An internal media council can help make media more effective. So why do some companies still not have them?

A media council is a group of people from across the company who meet regularly to share knowledge, insight and best practice. It's a simple idea but one that is hugely powerful.

And while they have been a feature of some of the world’s best media performers for many years, some big companies don’t have them and we think that’s a missed opportunity.

Media can be one of the few activities that happens in every part of a large company, a council is a good way of joining up teams that would otherwise operate separately such as shopper and brand marketing. They can help businesses to be more agile, learning from mistakes faster and sharing smart insights more rapidly. 

We’ve helped set up a number of media councils over the years and they can add particular value where media is fragmented through an organisation by geography or region. In some of the world’s biggest companies, it can even be that each division has its own marketing team.

One of the key roles of a media council is to gather everyone who matters together to create a single vision for media; if everyone is coming from the same starting point, then the company is more likely to be effective and consistent in its investments.

It can also help ensure that the governance process applied to media spend are as stringent as what’s applied to other elements of the business such as packaging. 

If you don’t have one already then it can be hard to set up from scratch and in particular to keep up the momentum in the early days. Just after a media pitch can be a good time to launch because that process will have gathered key stakeholders together and these are the people you want to join. 

Ideally a media council should include the media leadership such as the media director, executives from key regions or divisions as well as those from other areas who have a strong passion for media. They should be no bigger than 12 people as larger numbers make it more likely that efforts will lose momentum.

The schedule should include an annual summit for the key leaders to identify the agenda for the year ahead, quarterly meetings with a slightly wider group and then a core group that meets once a month. These meetings can typically be remote so don’t add huge costs to the business.

Occasionally it’s worth inviting agency partners or other outside experts to provide an external perspectives on what represents best practice.

The most successful media councils follow four consistent themes:

  • Firstly, they define very clearly what the vision is. They spend time crafting that vision and made it both inspirational and aspirational. Often, they will cover sharing global best-practice and enabling media to act as a true leader. 
  • Secondly, they identify very clearly who should be part of it. They chose selectively from the broad media and marketing community and are willing to bring in constructive detractors who can provoke discussion and fresh thinking.
  • Thirdly, they launch with impact and a contribution from the most senior possible stakeholder, ideally the CEO but often the CMO, to set the bar high, making sure that this is seen as a forum with influence.
  • Finally, they also socialise their findings across the business to ensure that the whole marketing function is aligned and driving productivity and business growth

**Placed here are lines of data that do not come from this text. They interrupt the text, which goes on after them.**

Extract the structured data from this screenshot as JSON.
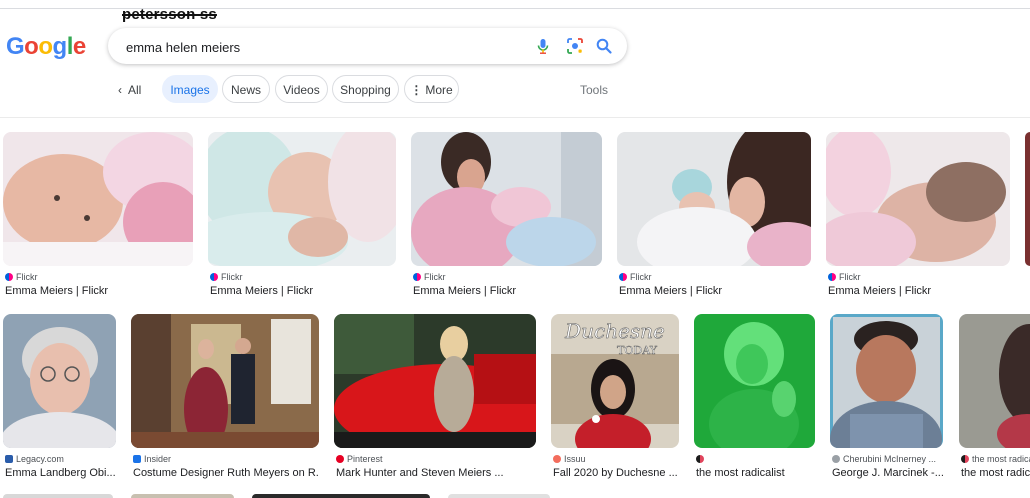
{
  "overlay_text": "petersson ss",
  "logo": [
    "G",
    "o",
    "o",
    "g",
    "l",
    "e"
  ],
  "logo_colors": [
    "#4285f4",
    "#ea4335",
    "#fbbc05",
    "#4285f4",
    "#34a853",
    "#ea4335"
  ],
  "search": {
    "value": "emma helen meiers"
  },
  "nav": {
    "all": "All",
    "tools": "Tools",
    "chips": [
      "Images",
      "News",
      "Videos",
      "Shopping",
      "More"
    ]
  },
  "row1": [
    {
      "source": "Flickr",
      "title": "Emma Meiers | Flickr"
    },
    {
      "source": "Flickr",
      "title": "Emma Meiers | Flickr"
    },
    {
      "source": "Flickr",
      "title": "Emma Meiers | Flickr"
    },
    {
      "source": "Flickr",
      "title": "Emma Meiers | Flickr"
    },
    {
      "source": "Flickr",
      "title": "Emma Meiers | Flickr"
    }
  ],
  "row2": [
    {
      "source": "Legacy.com",
      "title": "Emma Landberg Obi..."
    },
    {
      "source": "Insider",
      "title": "Costume Designer Ruth Meyers on R..."
    },
    {
      "source": "Pinterest",
      "title": "Mark Hunter and Steven Meiers ..."
    },
    {
      "source": "Issuu",
      "title": "Fall 2020 by Duchesne ..."
    },
    {
      "source": "",
      "title": "the most radicalist"
    },
    {
      "source": "Cherubini McInerney ...",
      "title": "George J. Marcinek -..."
    },
    {
      "source": "the most radicalist",
      "title": "the most radic"
    }
  ],
  "image_texts": {
    "duchesne": "Duchesne",
    "today": "TODAY"
  }
}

Ultimately, a media council helps deliver on the key KPI that all media directors should work to: does your media dollar work harder than your competitor’s media dollar. If you don’t have one yet, why not?


Nadia Shchipitsyna

Nadia is an enthusiastic marketing professional, specialising in integrated media and marketing communications. Her core skill is her expertise in the detailed planning and structuring of projects to ensure delivery and completion on every part, on time and on budget.